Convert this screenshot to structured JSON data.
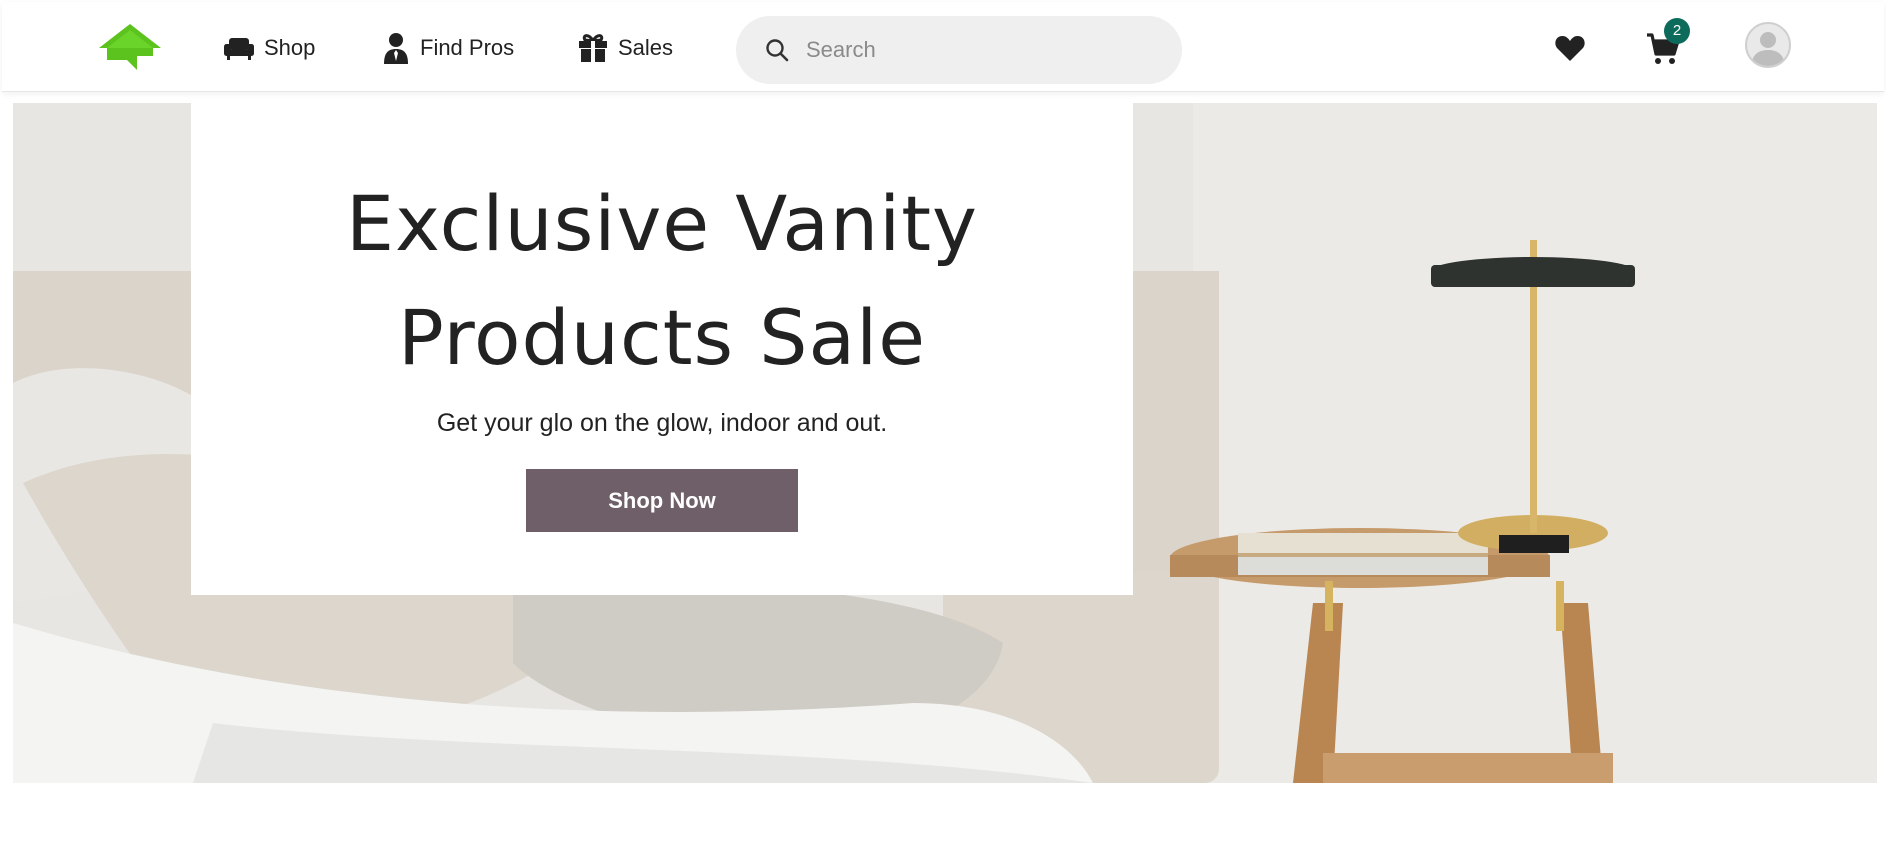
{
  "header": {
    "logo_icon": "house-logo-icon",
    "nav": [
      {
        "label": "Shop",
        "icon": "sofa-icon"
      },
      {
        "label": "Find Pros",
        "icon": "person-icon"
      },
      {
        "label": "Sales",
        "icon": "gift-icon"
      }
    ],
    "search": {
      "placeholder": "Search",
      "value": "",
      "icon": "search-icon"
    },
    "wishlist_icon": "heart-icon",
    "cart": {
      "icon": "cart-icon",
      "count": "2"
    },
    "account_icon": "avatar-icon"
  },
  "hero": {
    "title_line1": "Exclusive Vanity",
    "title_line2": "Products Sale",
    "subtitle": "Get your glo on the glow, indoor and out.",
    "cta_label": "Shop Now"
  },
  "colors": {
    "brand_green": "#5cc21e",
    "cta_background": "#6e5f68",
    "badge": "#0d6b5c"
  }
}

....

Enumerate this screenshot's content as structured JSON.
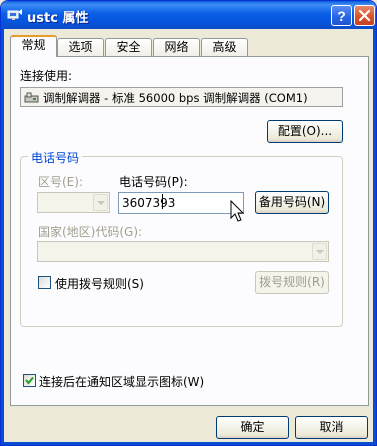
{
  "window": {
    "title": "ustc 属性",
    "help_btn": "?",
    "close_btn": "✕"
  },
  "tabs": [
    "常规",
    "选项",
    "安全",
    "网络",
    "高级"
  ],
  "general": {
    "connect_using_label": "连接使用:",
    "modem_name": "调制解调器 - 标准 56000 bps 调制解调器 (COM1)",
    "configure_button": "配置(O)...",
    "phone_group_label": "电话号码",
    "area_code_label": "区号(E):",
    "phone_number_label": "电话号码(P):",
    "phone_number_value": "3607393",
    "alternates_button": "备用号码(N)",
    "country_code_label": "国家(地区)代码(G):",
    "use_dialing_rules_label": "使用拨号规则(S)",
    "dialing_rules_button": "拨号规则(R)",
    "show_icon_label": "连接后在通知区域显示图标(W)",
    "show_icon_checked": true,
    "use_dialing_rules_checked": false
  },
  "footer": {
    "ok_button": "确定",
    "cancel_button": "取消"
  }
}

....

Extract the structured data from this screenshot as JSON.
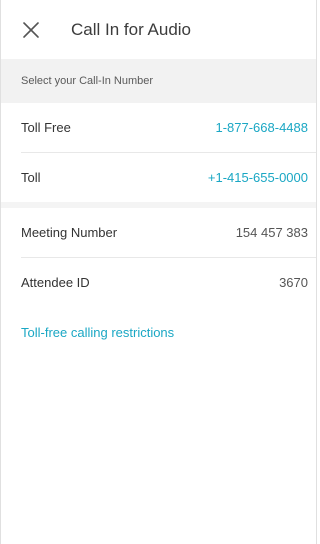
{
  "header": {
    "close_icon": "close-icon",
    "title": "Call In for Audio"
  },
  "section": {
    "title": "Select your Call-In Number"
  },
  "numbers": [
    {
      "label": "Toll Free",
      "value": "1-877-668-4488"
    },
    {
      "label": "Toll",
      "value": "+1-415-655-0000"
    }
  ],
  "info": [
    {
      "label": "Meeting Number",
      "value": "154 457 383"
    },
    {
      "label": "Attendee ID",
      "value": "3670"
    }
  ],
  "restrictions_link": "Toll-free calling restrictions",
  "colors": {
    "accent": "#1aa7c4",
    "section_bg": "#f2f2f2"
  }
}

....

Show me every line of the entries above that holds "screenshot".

ANSWER TO THIS TASK:
Convert this screenshot to structured JSON data.
Enumerate this screenshot's content as structured JSON.
Extract the structured data from this screenshot as JSON.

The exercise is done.